PROBLEM STATEMENT :: Output all entries verbatim. Skip pictures.

(Component data from apps and pages)
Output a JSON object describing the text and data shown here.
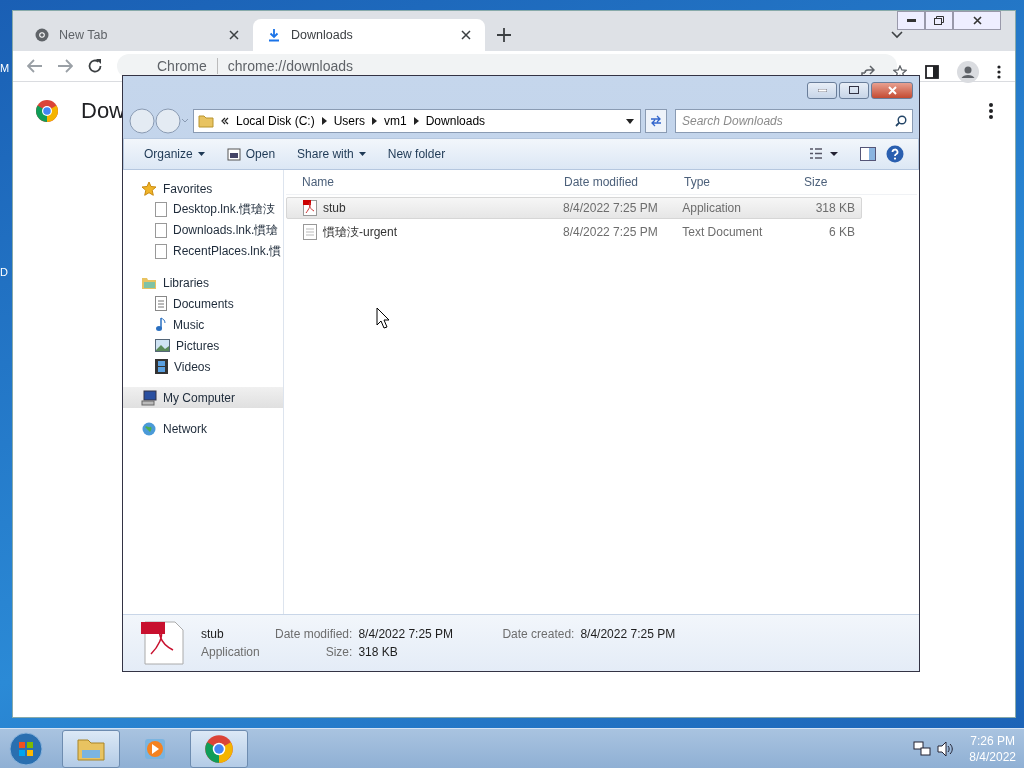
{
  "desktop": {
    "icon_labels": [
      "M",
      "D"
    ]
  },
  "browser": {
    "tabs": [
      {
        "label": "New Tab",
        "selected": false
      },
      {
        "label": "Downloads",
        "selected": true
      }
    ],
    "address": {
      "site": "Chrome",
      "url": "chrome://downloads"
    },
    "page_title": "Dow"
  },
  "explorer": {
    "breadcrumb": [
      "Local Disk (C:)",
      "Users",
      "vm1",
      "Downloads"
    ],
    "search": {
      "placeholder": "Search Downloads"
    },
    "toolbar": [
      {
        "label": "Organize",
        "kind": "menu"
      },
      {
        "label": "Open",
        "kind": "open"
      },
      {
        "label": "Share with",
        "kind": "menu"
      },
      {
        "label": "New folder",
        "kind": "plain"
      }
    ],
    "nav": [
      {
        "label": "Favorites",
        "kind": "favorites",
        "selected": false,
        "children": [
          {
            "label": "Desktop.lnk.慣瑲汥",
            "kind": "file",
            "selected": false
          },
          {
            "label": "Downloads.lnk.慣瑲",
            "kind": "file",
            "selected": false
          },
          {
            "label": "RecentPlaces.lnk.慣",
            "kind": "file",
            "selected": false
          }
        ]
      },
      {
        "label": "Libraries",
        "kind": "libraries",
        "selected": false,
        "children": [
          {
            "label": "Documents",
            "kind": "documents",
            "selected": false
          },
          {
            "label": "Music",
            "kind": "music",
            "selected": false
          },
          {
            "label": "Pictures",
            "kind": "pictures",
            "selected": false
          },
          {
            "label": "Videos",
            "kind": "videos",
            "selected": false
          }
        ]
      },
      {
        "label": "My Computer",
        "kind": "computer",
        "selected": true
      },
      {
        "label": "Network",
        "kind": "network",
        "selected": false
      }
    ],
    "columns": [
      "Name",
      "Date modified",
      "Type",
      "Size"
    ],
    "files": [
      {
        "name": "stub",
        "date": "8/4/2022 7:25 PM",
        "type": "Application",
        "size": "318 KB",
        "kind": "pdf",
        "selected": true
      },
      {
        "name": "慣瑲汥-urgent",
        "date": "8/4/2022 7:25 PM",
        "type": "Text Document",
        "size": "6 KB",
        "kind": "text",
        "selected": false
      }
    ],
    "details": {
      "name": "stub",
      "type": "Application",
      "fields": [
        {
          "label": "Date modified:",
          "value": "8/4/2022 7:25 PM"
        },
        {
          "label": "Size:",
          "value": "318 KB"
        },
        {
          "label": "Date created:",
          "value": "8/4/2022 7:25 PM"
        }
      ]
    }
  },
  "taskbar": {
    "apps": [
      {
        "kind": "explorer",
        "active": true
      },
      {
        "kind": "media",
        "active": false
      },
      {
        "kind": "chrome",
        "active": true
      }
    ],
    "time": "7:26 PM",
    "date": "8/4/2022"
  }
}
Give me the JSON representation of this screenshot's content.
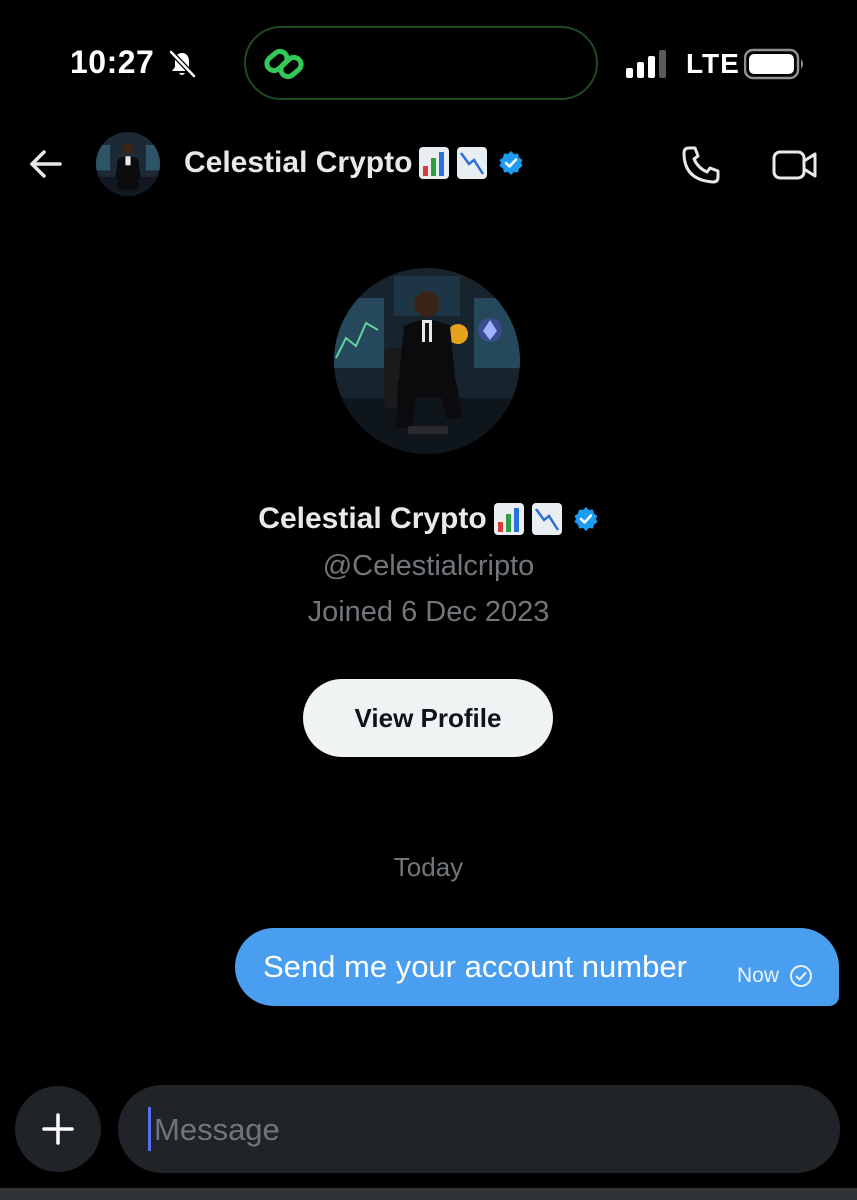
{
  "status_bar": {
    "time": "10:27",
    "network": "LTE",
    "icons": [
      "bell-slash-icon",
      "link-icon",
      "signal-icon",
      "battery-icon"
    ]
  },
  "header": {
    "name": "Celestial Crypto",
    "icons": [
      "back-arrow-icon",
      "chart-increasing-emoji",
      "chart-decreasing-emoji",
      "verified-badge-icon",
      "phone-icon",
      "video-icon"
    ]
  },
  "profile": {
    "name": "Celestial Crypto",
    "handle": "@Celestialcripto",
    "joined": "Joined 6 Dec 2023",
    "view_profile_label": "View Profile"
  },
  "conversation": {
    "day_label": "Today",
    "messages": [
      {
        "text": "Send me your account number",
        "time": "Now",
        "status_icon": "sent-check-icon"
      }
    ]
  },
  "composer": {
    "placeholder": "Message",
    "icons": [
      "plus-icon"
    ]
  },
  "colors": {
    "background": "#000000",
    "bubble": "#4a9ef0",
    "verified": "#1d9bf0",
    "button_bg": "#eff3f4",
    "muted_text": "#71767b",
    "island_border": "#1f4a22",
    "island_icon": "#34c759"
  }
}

RESPONSE TO THE EXERCISE ::
Output a JSON object describing the text and data shown here.
{
  "desktop": {
    "icon_labels": [
      "M",
      "D"
    ]
  },
  "browser": {
    "tabs": [
      {
        "label": "New Tab",
        "selected": false
      },
      {
        "label": "Downloads",
        "selected": true
      }
    ],
    "address": {
      "site": "Chrome",
      "url": "chrome://downloads"
    },
    "page_title": "Dow"
  },
  "explorer": {
    "breadcrumb": [
      "Local Disk (C:)",
      "Users",
      "vm1",
      "Downloads"
    ],
    "search": {
      "placeholder": "Search Downloads"
    },
    "toolbar": [
      {
        "label": "Organize",
        "kind": "menu"
      },
      {
        "label": "Open",
        "kind": "open"
      },
      {
        "label": "Share with",
        "kind": "menu"
      },
      {
        "label": "New folder",
        "kind": "plain"
      }
    ],
    "nav": [
      {
        "label": "Favorites",
        "kind": "favorites",
        "selected": false,
        "children": [
          {
            "label": "Desktop.lnk.慣瑲汥",
            "kind": "file",
            "selected": false
          },
          {
            "label": "Downloads.lnk.慣瑲",
            "kind": "file",
            "selected": false
          },
          {
            "label": "RecentPlaces.lnk.慣",
            "kind": "file",
            "selected": false
          }
        ]
      },
      {
        "label": "Libraries",
        "kind": "libraries",
        "selected": false,
        "children": [
          {
            "label": "Documents",
            "kind": "documents",
            "selected": false
          },
          {
            "label": "Music",
            "kind": "music",
            "selected": false
          },
          {
            "label": "Pictures",
            "kind": "pictures",
            "selected": false
          },
          {
            "label": "Videos",
            "kind": "videos",
            "selected": false
          }
        ]
      },
      {
        "label": "My Computer",
        "kind": "computer",
        "selected": true
      },
      {
        "label": "Network",
        "kind": "network",
        "selected": false
      }
    ],
    "columns": [
      "Name",
      "Date modified",
      "Type",
      "Size"
    ],
    "files": [
      {
        "name": "stub",
        "date": "8/4/2022 7:25 PM",
        "type": "Application",
        "size": "318 KB",
        "kind": "pdf",
        "selected": true
      },
      {
        "name": "慣瑲汥-urgent",
        "date": "8/4/2022 7:25 PM",
        "type": "Text Document",
        "size": "6 KB",
        "kind": "text",
        "selected": false
      }
    ],
    "details": {
      "name": "stub",
      "type": "Application",
      "fields": [
        {
          "label": "Date modified:",
          "value": "8/4/2022 7:25 PM"
        },
        {
          "label": "Size:",
          "value": "318 KB"
        },
        {
          "label": "Date created:",
          "value": "8/4/2022 7:25 PM"
        }
      ]
    }
  },
  "taskbar": {
    "apps": [
      {
        "kind": "explorer",
        "active": true
      },
      {
        "kind": "media",
        "active": false
      },
      {
        "kind": "chrome",
        "active": true
      }
    ],
    "time": "7:26 PM",
    "date": "8/4/2022"
  }
}
Give me the JSON representation of this screenshot's content.
{
  "status_bar": {
    "time": "10:27",
    "network": "LTE",
    "icons": [
      "bell-slash-icon",
      "link-icon",
      "signal-icon",
      "battery-icon"
    ]
  },
  "header": {
    "name": "Celestial Crypto",
    "icons": [
      "back-arrow-icon",
      "chart-increasing-emoji",
      "chart-decreasing-emoji",
      "verified-badge-icon",
      "phone-icon",
      "video-icon"
    ]
  },
  "profile": {
    "name": "Celestial Crypto",
    "handle": "@Celestialcripto",
    "joined": "Joined 6 Dec 2023",
    "view_profile_label": "View Profile"
  },
  "conversation": {
    "day_label": "Today",
    "messages": [
      {
        "text": "Send me your account number",
        "time": "Now",
        "status_icon": "sent-check-icon"
      }
    ]
  },
  "composer": {
    "placeholder": "Message",
    "icons": [
      "plus-icon"
    ]
  },
  "colors": {
    "background": "#000000",
    "bubble": "#4a9ef0",
    "verified": "#1d9bf0",
    "button_bg": "#eff3f4",
    "muted_text": "#71767b",
    "island_border": "#1f4a22",
    "island_icon": "#34c759"
  }
}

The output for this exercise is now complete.